States Scale Back RPS’s As Senate Ramps Up RES Efforts

Joanna Schroeder

As several senators make one last push for a federal Renewable Electricity Standard (RES) to be enacted before the close of the 111th Congress, several states are considering scaling back their current Renewable Energy Portfolios (RPS). At the federal level, groups such as the bipartisan Governors’ Wind Energy Coalition cite an RES as a way to give the country an economic jolt and regain a leadership role in development and manufacturing. At the state level, organizations against the RES support moves to scale back renewable efforts claiming that the economic cost of moving to wind, solar and biomass will in fact cause more economic turmoil, not economic prosperity.

An increase in the debate regarding a federal RES has come from two sources. Last Monday the Governors’ Wind Energy Coalition sent a letter to Senate Democratic and Republican leaders saying, “A strong RES is the most economically-efficient way to advance clean domestic energy and immediately create jobs in renewable energy manufacturing, construction of new projects and associated transmission, and ongoing operation and maintenance of these facilities.”

The letter was addressed by Govs. Chet Culver (D-Iowa) and Don Carcieri (R-RI), who lead the Governors’ Wind Coalition and early this year released a report detailing wind opportunities throughout the country.

The letter continued, “We wish to work with you and with the Administration to help shape federal energy legislation this year. The economic stakes are high for our states, and we see a narrow window of opportunity for Congress to enact a long overdue reworking of federal laws governing renewable energy.”

The letter was followed up by a press conference yesterday held by several bi-partisan senators who introduced a Renewable Electricity Standard (RES) bill. One of the most vocal proponents is Senator Sam Brownback (R-Kan.) who has been pushing for this standard to generate jobs while asking for no cap-and-trade elements to be added to the bill. The fear according to Brownback is that cap-and-trade strategies would be to expensive for businesses to take on during an economic recession, especially considering they do little to stave off global warming.

Brownback is joined by bill sponsor Senator Jeff Bingaman (D-N.M.) and Senators Byron Dorgan (D-N.D.), Susan Collins (R-Maine) and Tom Udall (D-N.M.) are also supporting the bill.

In a statement Brownback made this past July he said, “As we begin consideration of comprehensive energy legislation, it’s essential we include ideas that will help drive our national energy production in the direction of more clean, renewable energy. The RES title passed out of the Energy Committee requires by 2020 that 15% of our country’s energy be produced using agreed upon forms of renewable energy, such as wind, solar, and biomass.
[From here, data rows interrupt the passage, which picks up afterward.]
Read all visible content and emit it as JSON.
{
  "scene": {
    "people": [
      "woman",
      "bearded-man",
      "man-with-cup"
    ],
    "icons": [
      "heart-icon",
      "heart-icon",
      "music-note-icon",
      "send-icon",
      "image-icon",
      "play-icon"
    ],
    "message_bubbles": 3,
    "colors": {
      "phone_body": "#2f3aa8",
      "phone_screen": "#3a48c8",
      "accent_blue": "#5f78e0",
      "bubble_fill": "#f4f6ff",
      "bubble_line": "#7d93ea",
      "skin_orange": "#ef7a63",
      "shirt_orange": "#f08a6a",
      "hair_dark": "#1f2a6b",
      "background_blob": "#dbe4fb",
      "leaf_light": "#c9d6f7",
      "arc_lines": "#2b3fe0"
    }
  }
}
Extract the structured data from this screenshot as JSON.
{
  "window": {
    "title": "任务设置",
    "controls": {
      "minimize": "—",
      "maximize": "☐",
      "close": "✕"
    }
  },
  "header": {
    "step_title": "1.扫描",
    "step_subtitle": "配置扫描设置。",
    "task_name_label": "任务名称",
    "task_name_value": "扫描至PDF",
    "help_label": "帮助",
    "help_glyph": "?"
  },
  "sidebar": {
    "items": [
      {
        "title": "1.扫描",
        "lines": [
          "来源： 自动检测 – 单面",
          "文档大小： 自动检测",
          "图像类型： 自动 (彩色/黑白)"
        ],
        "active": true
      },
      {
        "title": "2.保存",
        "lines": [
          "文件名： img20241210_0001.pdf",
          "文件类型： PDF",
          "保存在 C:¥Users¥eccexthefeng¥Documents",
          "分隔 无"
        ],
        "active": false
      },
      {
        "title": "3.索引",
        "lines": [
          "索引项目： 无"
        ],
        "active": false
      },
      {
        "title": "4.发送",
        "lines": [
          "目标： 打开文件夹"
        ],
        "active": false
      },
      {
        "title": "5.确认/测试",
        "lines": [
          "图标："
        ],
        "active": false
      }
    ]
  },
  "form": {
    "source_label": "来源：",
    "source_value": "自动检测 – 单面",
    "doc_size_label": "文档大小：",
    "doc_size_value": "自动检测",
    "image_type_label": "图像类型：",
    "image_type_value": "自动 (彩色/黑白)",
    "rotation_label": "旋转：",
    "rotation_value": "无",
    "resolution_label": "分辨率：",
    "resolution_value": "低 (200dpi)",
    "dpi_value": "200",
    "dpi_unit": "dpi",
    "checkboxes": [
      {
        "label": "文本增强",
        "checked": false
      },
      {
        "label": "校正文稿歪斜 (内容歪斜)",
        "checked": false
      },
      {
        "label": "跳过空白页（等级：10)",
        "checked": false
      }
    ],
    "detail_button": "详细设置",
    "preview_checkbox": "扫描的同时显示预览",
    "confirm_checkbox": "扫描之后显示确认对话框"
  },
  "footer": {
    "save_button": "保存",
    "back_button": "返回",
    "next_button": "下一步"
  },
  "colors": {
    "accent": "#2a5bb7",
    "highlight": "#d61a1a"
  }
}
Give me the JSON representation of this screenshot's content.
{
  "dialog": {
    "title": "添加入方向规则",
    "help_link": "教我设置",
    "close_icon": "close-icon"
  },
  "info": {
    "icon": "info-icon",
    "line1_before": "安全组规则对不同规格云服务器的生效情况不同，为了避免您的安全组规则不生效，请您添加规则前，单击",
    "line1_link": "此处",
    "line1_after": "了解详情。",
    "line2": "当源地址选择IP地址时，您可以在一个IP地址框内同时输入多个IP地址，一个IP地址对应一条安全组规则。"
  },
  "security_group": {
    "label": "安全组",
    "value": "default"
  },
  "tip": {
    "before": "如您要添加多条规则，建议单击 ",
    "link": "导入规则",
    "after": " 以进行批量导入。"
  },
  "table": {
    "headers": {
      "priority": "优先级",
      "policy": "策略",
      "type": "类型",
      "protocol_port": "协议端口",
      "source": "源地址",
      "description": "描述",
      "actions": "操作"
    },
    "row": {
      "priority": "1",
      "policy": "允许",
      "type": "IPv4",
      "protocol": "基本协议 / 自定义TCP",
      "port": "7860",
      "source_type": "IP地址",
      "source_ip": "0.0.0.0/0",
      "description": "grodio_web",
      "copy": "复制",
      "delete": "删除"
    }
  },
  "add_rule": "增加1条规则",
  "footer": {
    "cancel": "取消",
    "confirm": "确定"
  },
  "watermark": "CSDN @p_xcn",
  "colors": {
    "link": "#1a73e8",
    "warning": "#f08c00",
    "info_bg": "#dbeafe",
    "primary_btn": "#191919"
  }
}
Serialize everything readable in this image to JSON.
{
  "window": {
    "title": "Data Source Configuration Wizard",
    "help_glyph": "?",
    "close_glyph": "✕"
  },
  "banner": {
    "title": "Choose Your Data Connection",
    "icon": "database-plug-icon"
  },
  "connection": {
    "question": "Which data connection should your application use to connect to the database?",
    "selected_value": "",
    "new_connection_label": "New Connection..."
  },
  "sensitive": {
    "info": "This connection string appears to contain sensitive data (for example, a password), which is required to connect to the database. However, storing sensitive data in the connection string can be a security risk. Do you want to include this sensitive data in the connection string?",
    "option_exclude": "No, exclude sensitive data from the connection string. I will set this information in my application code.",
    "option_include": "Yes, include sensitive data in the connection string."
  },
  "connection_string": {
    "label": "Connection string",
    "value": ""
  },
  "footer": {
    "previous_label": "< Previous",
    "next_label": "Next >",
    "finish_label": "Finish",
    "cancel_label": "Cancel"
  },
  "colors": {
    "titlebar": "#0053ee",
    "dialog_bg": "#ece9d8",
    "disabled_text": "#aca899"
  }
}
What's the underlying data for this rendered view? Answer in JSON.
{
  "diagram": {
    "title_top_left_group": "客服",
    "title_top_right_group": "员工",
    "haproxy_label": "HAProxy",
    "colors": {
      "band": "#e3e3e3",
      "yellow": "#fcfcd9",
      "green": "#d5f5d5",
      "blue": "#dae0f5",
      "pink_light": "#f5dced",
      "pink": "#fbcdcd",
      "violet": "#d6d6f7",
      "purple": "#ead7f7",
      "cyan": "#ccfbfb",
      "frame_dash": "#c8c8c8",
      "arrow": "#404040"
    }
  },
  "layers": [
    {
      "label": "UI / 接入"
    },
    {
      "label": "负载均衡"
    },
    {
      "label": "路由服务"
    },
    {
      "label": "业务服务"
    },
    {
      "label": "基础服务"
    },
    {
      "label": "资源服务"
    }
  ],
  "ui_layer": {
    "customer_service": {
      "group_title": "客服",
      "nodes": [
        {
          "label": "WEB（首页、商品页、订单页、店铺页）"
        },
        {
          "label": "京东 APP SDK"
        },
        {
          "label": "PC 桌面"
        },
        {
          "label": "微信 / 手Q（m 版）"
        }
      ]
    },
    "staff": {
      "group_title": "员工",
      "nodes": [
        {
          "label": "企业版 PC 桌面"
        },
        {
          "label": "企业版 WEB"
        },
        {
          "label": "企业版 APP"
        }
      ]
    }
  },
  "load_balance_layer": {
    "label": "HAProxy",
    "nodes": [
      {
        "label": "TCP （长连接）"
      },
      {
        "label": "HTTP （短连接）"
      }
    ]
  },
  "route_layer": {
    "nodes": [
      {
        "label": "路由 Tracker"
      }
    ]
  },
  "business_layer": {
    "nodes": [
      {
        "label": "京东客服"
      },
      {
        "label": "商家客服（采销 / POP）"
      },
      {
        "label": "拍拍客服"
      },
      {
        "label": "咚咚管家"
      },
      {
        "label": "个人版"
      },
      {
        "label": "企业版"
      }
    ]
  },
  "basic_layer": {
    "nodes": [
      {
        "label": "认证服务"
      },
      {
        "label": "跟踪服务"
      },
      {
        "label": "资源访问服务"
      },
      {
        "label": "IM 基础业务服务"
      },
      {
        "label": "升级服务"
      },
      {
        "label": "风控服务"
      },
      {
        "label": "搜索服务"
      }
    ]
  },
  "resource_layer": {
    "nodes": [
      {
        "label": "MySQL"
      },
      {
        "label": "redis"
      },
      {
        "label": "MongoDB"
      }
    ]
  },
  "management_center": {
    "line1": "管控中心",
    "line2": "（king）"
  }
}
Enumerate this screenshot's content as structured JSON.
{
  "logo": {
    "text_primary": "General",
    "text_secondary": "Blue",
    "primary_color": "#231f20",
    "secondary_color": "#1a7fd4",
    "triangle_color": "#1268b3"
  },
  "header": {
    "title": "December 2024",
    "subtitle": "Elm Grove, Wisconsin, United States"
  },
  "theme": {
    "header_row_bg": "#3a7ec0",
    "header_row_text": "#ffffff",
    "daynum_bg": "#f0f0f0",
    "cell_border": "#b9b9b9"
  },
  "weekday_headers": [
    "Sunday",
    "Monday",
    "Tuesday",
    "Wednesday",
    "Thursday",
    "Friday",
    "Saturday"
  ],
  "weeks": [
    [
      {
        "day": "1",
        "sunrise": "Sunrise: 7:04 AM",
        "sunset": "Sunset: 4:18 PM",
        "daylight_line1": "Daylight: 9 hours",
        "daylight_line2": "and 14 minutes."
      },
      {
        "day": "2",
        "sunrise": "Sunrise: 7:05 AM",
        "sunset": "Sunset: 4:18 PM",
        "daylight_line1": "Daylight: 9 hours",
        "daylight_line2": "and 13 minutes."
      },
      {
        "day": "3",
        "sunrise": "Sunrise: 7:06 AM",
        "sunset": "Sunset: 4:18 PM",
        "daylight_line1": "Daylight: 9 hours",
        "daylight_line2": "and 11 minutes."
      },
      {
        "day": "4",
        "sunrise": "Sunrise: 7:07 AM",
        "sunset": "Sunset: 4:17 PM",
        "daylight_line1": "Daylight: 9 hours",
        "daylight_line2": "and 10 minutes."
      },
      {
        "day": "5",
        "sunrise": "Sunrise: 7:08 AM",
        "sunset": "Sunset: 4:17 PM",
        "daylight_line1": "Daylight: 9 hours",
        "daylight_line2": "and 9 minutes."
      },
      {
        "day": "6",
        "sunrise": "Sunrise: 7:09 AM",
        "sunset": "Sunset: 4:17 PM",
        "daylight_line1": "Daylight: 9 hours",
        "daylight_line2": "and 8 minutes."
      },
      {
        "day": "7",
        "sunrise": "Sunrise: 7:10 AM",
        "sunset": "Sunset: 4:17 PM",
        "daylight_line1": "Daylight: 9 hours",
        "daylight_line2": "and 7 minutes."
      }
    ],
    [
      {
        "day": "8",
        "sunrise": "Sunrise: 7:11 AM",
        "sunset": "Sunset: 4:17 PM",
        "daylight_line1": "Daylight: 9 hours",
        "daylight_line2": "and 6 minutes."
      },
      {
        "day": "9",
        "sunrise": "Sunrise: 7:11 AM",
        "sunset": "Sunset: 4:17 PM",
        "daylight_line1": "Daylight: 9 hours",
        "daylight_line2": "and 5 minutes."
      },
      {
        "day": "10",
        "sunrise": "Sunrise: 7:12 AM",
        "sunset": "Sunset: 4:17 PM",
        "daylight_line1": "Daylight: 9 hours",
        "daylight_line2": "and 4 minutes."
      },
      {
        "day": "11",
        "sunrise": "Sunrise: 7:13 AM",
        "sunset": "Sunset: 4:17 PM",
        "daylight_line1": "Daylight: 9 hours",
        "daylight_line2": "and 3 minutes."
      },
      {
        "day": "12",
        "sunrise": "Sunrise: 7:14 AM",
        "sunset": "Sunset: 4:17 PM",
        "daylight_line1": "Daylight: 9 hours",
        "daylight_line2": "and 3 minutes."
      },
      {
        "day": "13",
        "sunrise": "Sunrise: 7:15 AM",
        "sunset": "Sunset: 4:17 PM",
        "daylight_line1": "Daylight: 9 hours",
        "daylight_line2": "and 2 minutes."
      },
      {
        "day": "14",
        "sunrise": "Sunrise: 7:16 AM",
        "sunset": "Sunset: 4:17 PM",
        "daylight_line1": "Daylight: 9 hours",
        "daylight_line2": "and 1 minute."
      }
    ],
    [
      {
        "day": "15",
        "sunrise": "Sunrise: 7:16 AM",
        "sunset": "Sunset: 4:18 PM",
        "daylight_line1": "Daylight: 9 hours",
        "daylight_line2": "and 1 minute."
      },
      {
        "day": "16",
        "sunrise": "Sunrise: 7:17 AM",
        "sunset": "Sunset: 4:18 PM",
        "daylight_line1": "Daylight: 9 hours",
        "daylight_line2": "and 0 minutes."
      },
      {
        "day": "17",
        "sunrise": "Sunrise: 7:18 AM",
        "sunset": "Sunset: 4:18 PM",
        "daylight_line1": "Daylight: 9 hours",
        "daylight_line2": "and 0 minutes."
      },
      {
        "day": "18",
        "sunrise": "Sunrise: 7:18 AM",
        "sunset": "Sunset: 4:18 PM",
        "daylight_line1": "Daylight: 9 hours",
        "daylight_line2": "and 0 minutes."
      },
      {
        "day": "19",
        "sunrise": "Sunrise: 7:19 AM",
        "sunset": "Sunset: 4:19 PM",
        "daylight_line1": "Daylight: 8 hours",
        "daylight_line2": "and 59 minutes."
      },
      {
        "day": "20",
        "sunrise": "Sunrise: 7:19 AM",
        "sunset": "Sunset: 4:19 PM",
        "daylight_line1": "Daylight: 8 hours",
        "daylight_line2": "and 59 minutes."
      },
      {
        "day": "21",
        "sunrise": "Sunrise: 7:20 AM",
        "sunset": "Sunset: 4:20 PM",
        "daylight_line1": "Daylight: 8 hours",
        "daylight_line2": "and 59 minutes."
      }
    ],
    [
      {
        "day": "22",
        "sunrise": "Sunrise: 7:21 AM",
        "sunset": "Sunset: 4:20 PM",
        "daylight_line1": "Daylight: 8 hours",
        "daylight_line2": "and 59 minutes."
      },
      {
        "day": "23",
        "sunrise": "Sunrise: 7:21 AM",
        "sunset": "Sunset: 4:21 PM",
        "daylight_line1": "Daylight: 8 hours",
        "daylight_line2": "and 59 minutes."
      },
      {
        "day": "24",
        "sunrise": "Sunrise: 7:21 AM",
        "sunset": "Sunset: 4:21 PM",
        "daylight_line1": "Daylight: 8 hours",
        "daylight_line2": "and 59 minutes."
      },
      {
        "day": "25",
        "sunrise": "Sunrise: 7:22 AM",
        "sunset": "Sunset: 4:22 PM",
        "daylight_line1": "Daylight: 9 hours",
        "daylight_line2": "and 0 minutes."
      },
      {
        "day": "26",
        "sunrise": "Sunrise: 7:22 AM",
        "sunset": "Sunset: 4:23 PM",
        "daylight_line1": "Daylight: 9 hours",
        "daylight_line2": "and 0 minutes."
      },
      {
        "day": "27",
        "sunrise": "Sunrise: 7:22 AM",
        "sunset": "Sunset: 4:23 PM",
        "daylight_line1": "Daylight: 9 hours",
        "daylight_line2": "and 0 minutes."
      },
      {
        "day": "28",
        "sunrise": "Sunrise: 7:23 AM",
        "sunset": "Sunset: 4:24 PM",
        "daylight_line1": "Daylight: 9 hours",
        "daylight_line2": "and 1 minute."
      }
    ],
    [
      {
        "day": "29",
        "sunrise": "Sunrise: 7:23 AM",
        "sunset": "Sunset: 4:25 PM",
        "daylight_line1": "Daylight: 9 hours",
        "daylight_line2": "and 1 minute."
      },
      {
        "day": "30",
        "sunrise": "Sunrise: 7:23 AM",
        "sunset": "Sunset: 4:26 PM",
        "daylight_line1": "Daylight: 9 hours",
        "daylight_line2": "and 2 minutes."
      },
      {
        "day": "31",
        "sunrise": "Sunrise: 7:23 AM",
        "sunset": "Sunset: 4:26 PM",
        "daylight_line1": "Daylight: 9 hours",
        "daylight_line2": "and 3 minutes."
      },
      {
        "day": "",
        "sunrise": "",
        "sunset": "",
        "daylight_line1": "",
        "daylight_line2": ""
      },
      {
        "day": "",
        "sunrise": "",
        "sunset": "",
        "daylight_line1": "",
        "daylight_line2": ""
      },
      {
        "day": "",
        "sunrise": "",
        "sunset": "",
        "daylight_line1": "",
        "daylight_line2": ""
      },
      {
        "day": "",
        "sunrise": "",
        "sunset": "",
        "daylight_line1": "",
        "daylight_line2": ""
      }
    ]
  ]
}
Under this proposal, utilities are allowed to meet up to 4% of the requirement through energy efficiency.”

So while the pressure is on in D.C to pass the RES, the pressure is on in California and Connecticut to dump their RPS’s. Dozens of organizations that have a stake in traditional forms of energy have joined together to back Prop 23 in California that would halt the development of clean technologies (including wind, solar and biomass) until unemployment is in control. They argue that the cost is so high, they will have to cut jobs to meet financial demands. By doing this, both the states RPS and Low Carbon Standard policies would be in jeopardy. Supporters of the RPS argue that jobs will actually be created due to increased research, development and manufacturing of the new technologies.

In Connecticut, where the current policy requires 27 percent of energy must come from renewables by 2020, the state is being crippled by high energy prices. As more wind and solar are added to the grid, at a higher cost per kilowatt than coal, nuclear or natural gas, the state fears energy costs will rise even higher.

So what does this movement mean? Are the states’ efforts merely a short-term fix to a long-term economic problem designed to give cash strapped consumers a break? Or are these efforts more symptomatic of a bigger problem, one that will reverse the trend away from renewables and back to fossil fuels?

biomass, Commentary, Electricity, politics, Solar, Wind